| DATA FOR ANALYSIS |
▶

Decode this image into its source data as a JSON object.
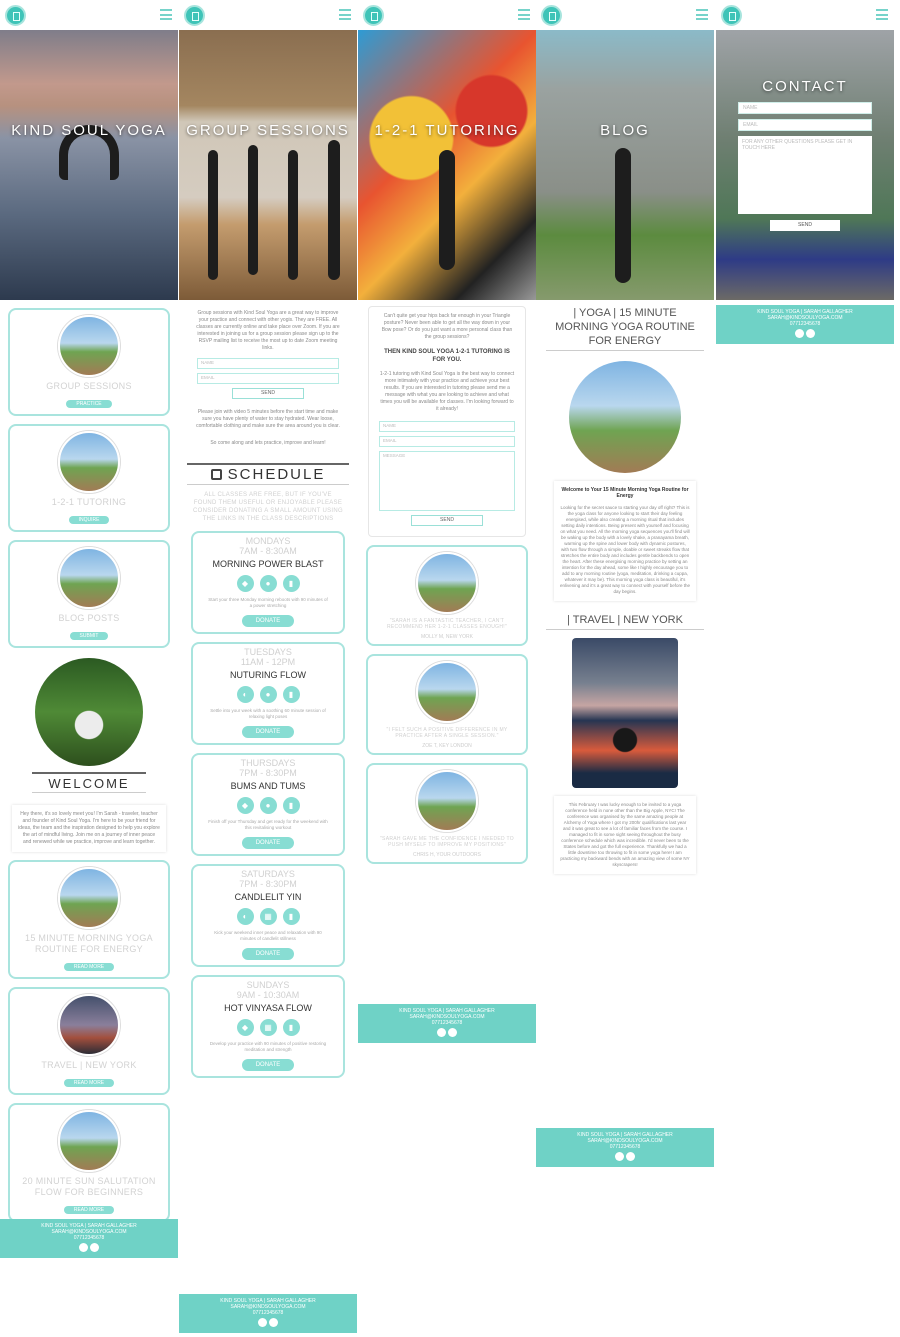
{
  "brand_color": "#6fd2c6",
  "home": {
    "hero_title": "KIND SOUL YOGA",
    "cards": [
      {
        "title": "GROUP SESSIONS",
        "button": "PRACTICE"
      },
      {
        "title": "1-2-1 TUTORING",
        "button": "INQUIRE"
      },
      {
        "title": "BLOG POSTS",
        "button": "SUBMIT"
      }
    ],
    "welcome_title": "WELCOME",
    "welcome_text": "Hey there, it's so lovely meet you! I'm Sarah - traveler, teacher and founder of Kind Soul Yoga. I'm here to be your friend for ideas, the team and the inspiration designed to help you explore the art of mindful living. Join me on a journey of inner peace and renewed while we practice, improve and learn together.",
    "posts": [
      {
        "title": "15 MINUTE MORNING YOGA ROUTINE FOR ENERGY",
        "button": "READ MORE"
      },
      {
        "title": "TRAVEL | NEW YORK",
        "button": "READ MORE"
      },
      {
        "title": "20 MINUTE SUN SALUTATION FLOW FOR BEGINNERS",
        "button": "READ MORE"
      }
    ]
  },
  "footer": {
    "line1": "KIND SOUL YOGA | SARAH GALLAGHER",
    "line2": "SARAH@KINDSOULYOGA.COM",
    "line3": "07712345678"
  },
  "group": {
    "hero_title": "GROUP SESSIONS",
    "intro": "Group sessions with Kind Soul Yoga are a great way to improve your practice and connect with other yogis. They are FREE. All classes are currently online and take place over Zoom. If you are interested in joining us for a group session please sign up to the RSVP mailing list to receive the most up to date Zoom meeting links.",
    "name_placeholder": "NAME",
    "email_placeholder": "EMAIL",
    "send": "SEND",
    "after": "Please join with video 5 minutes before the start time and make sure you have plenty of water to stay hydrated. Wear loose, comfortable clothing and make sure the area around you is clear.",
    "after2": "So come along and lets practice, improve and learn!",
    "schedule_title": "SCHEDULE",
    "schedule_note": "ALL CLASSES ARE FREE, BUT IF YOU'VE FOUND THEM USEFUL OR ENJOYABLE PLEASE CONSIDER DONATING A SMALL AMOUNT USING THE LINKS IN THE CLASS DESCRIPTIONS",
    "classes": [
      {
        "day": "MONDAYS",
        "time": "7AM - 8:30AM",
        "name": "MORNING POWER BLAST",
        "desc": "Start your three Monday morning reboots with 90 minutes of a power stretching",
        "btn": "DONATE"
      },
      {
        "day": "TUESDAYS",
        "time": "11AM - 12PM",
        "name": "NUTURING FLOW",
        "desc": "Settle into your week with a soothing 60 minute session of relaxing light poses",
        "btn": "DONATE"
      },
      {
        "day": "THURSDAYS",
        "time": "7PM - 8:30PM",
        "name": "BUMS AND TUMS",
        "desc": "Finish off your Thursday and get ready for the weekend with this revitalising workout",
        "btn": "DONATE"
      },
      {
        "day": "SATURDAYS",
        "time": "7PM - 8:30PM",
        "name": "CANDLELIT YIN",
        "desc": "Kick your weekend inner peace and relaxation with 90 minutes of candlelit stillness",
        "btn": "DONATE"
      },
      {
        "day": "SUNDAYS",
        "time": "9AM - 10:30AM",
        "name": "HOT VINYASA FLOW",
        "desc": "Develop your practice with 90 minutes of positive restoring meditation and strength",
        "btn": "DONATE"
      }
    ]
  },
  "tutoring": {
    "hero_title": "1-2-1 TUTORING",
    "intro": "Can't quite get your hips back far enough in your Triangle posture? Never been able to get all the way down in your Bow pose? Or do you just want a more personal class than the group sessions?",
    "subtitle": "THEN KIND SOUL YOGA 1-2-1 TUTORING IS FOR YOU.",
    "text": "1-2-1 tutoring with Kind Soul Yoga is the best way to connect more intimately with your practice and achieve your best results. If you are interested in tutoring please send me a message with what you are looking to achieve and what times you will be available for classes. I'm looking forward to it already!",
    "name_placeholder": "NAME",
    "email_placeholder": "EMAIL",
    "message_placeholder": "MESSAGE",
    "send": "SEND",
    "testimonials": [
      {
        "quote": "\"SARAH IS A FANTASTIC TEACHER, I CAN'T RECOMMEND HER 1-2-1 CLASSES ENOUGH!\"",
        "by": "MOLLY M, NEW YORK"
      },
      {
        "quote": "\"I FELT SUCH A POSITIVE DIFFERENCE IN MY PRACTICE AFTER A SINGLE SESSION.\"",
        "by": "ZOE T, KEY LONDON"
      },
      {
        "quote": "\"SARAH GAVE ME THE CONFIDENCE I NEEDED TO PUSH MYSELF TO IMPROVE MY POSITIONS\"",
        "by": "CHRIS H, YOUR OUTDOORS"
      }
    ]
  },
  "blog": {
    "hero_title": "BLOG",
    "post1_title": "| YOGA | 15 MINUTE MORNING YOGA ROUTINE FOR ENERGY",
    "post1_heading": "Welcome to Your 15 Minute Morning Yoga Routine for Energy",
    "post1_text": "Looking for the secret sauce to starting your day off right? This is the yoga class for anyone looking to start their day feeling energised, while also creating a morning ritual that includes setting daily intentions. Being present with yourself and focusing on what you need. All the morning yoga sequences you'll find will be waking up the body with a lovely shake, a pranayama breath, warming up the spine and lower body with dynamic postures, with two flow through a simple, doable or sweet streaks flow that stretches the entire body and includes gentle backbends to open the heart. After these energising morning practice by setting an intention for the day ahead, some like I highly encourage you to add to any morning routine (yoga, meditation, drinking a cuppa, whatever it may be). This morning yoga class is beautiful, it's enlivening and it's a great way to connect with yourself before the day begins.",
    "post2_title": "| TRAVEL | NEW YORK",
    "post2_text": "This February I was lucky enough to be invited to a yoga conference held in none other than the Big Apple, NYC! The conference was organised by the same amazing people at Alchemy of Yoga where I got my 200hr qualifications last year and it was great to see a lot of familiar faces from the course. I managed to fit in some sight seeing throughout the busy conference schedule which was incredible. I'd never been to the States before and got the full experience. Thankfully we had a little downtime too throwing to fit in some yoga here! I am practicing my backward bends with an amazing view of some NY skyscrapers!"
  },
  "contact": {
    "hero_title": "CONTACT",
    "name_placeholder": "NAME",
    "email_placeholder": "EMAIL",
    "message_placeholder": "FOR ANY OTHER QUESTIONS PLEASE GET IN TOUCH HERE",
    "send": "SEND"
  }
}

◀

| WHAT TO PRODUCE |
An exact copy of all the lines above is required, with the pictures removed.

| TASK SOLUTION |
Decode this image into its source data as a JSON object.
{
  "brand_color": "#6fd2c6",
  "home": {
    "hero_title": "KIND SOUL YOGA",
    "cards": [
      {
        "title": "GROUP SESSIONS",
        "button": "PRACTICE"
      },
      {
        "title": "1-2-1 TUTORING",
        "button": "INQUIRE"
      },
      {
        "title": "BLOG POSTS",
        "button": "SUBMIT"
      }
    ],
    "welcome_title": "WELCOME",
    "welcome_text": "Hey there, it's so lovely meet you! I'm Sarah - traveler, teacher and founder of Kind Soul Yoga. I'm here to be your friend for ideas, the team and the inspiration designed to help you explore the art of mindful living. Join me on a journey of inner peace and renewed while we practice, improve and learn together.",
    "posts": [
      {
        "title": "15 MINUTE MORNING YOGA ROUTINE FOR ENERGY",
        "button": "READ MORE"
      },
      {
        "title": "TRAVEL | NEW YORK",
        "button": "READ MORE"
      },
      {
        "title": "20 MINUTE SUN SALUTATION FLOW FOR BEGINNERS",
        "button": "READ MORE"
      }
    ]
  },
  "footer": {
    "line1": "KIND SOUL YOGA | SARAH GALLAGHER",
    "line2": "SARAH@KINDSOULYOGA.COM",
    "line3": "07712345678"
  },
  "group": {
    "hero_title": "GROUP SESSIONS",
    "intro": "Group sessions with Kind Soul Yoga are a great way to improve your practice and connect with other yogis. They are FREE. All classes are currently online and take place over Zoom. If you are interested in joining us for a group session please sign up to the RSVP mailing list to receive the most up to date Zoom meeting links.",
    "name_placeholder": "NAME",
    "email_placeholder": "EMAIL",
    "send": "SEND",
    "after": "Please join with video 5 minutes before the start time and make sure you have plenty of water to stay hydrated. Wear loose, comfortable clothing and make sure the area around you is clear.",
    "after2": "So come along and lets practice, improve and learn!",
    "schedule_title": "SCHEDULE",
    "schedule_note": "ALL CLASSES ARE FREE, BUT IF YOU'VE FOUND THEM USEFUL OR ENJOYABLE PLEASE CONSIDER DONATING A SMALL AMOUNT USING THE LINKS IN THE CLASS DESCRIPTIONS",
    "classes": [
      {
        "day": "MONDAYS",
        "time": "7AM - 8:30AM",
        "name": "MORNING POWER BLAST",
        "desc": "Start your three Monday morning reboots with 90 minutes of a power stretching",
        "btn": "DONATE"
      },
      {
        "day": "TUESDAYS",
        "time": "11AM - 12PM",
        "name": "NUTURING FLOW",
        "desc": "Settle into your week with a soothing 60 minute session of relaxing light poses",
        "btn": "DONATE"
      },
      {
        "day": "THURSDAYS",
        "time": "7PM - 8:30PM",
        "name": "BUMS AND TUMS",
        "desc": "Finish off your Thursday and get ready for the weekend with this revitalising workout",
        "btn": "DONATE"
      },
      {
        "day": "SATURDAYS",
        "time": "7PM - 8:30PM",
        "name": "CANDLELIT YIN",
        "desc": "Kick your weekend inner peace and relaxation with 90 minutes of candlelit stillness",
        "btn": "DONATE"
      },
      {
        "day": "SUNDAYS",
        "time": "9AM - 10:30AM",
        "name": "HOT VINYASA FLOW",
        "desc": "Develop your practice with 90 minutes of positive restoring meditation and strength",
        "btn": "DONATE"
      }
    ]
  },
  "tutoring": {
    "hero_title": "1-2-1 TUTORING",
    "intro": "Can't quite get your hips back far enough in your Triangle posture? Never been able to get all the way down in your Bow pose? Or do you just want a more personal class than the group sessions?",
    "subtitle": "THEN KIND SOUL YOGA 1-2-1 TUTORING IS FOR YOU.",
    "text": "1-2-1 tutoring with Kind Soul Yoga is the best way to connect more intimately with your practice and achieve your best results. If you are interested in tutoring please send me a message with what you are looking to achieve and what times you will be available for classes. I'm looking forward to it already!",
    "name_placeholder": "NAME",
    "email_placeholder": "EMAIL",
    "message_placeholder": "MESSAGE",
    "send": "SEND",
    "testimonials": [
      {
        "quote": "\"SARAH IS A FANTASTIC TEACHER, I CAN'T RECOMMEND HER 1-2-1 CLASSES ENOUGH!\"",
        "by": "MOLLY M, NEW YORK"
      },
      {
        "quote": "\"I FELT SUCH A POSITIVE DIFFERENCE IN MY PRACTICE AFTER A SINGLE SESSION.\"",
        "by": "ZOE T, KEY LONDON"
      },
      {
        "quote": "\"SARAH GAVE ME THE CONFIDENCE I NEEDED TO PUSH MYSELF TO IMPROVE MY POSITIONS\"",
        "by": "CHRIS H, YOUR OUTDOORS"
      }
    ]
  },
  "blog": {
    "hero_title": "BLOG",
    "post1_title": "| YOGA | 15 MINUTE MORNING YOGA ROUTINE FOR ENERGY",
    "post1_heading": "Welcome to Your 15 Minute Morning Yoga Routine for Energy",
    "post1_text": "Looking for the secret sauce to starting your day off right? This is the yoga class for anyone looking to start their day feeling energised, while also creating a morning ritual that includes setting daily intentions. Being present with yourself and focusing on what you need. All the morning yoga sequences you'll find will be waking up the body with a lovely shake, a pranayama breath, warming up the spine and lower body with dynamic postures, with two flow through a simple, doable or sweet streaks flow that stretches the entire body and includes gentle backbends to open the heart. After these energising morning practice by setting an intention for the day ahead, some like I highly encourage you to add to any morning routine (yoga, meditation, drinking a cuppa, whatever it may be). This morning yoga class is beautiful, it's enlivening and it's a great way to connect with yourself before the day begins.",
    "post2_title": "| TRAVEL | NEW YORK",
    "post2_text": "This February I was lucky enough to be invited to a yoga conference held in none other than the Big Apple, NYC! The conference was organised by the same amazing people at Alchemy of Yoga where I got my 200hr qualifications last year and it was great to see a lot of familiar faces from the course. I managed to fit in some sight seeing throughout the busy conference schedule which was incredible. I'd never been to the States before and got the full experience. Thankfully we had a little downtime too throwing to fit in some yoga here! I am practicing my backward bends with an amazing view of some NY skyscrapers!"
  },
  "contact": {
    "hero_title": "CONTACT",
    "name_placeholder": "NAME",
    "email_placeholder": "EMAIL",
    "message_placeholder": "FOR ANY OTHER QUESTIONS PLEASE GET IN TOUCH HERE",
    "send": "SEND"
  }
}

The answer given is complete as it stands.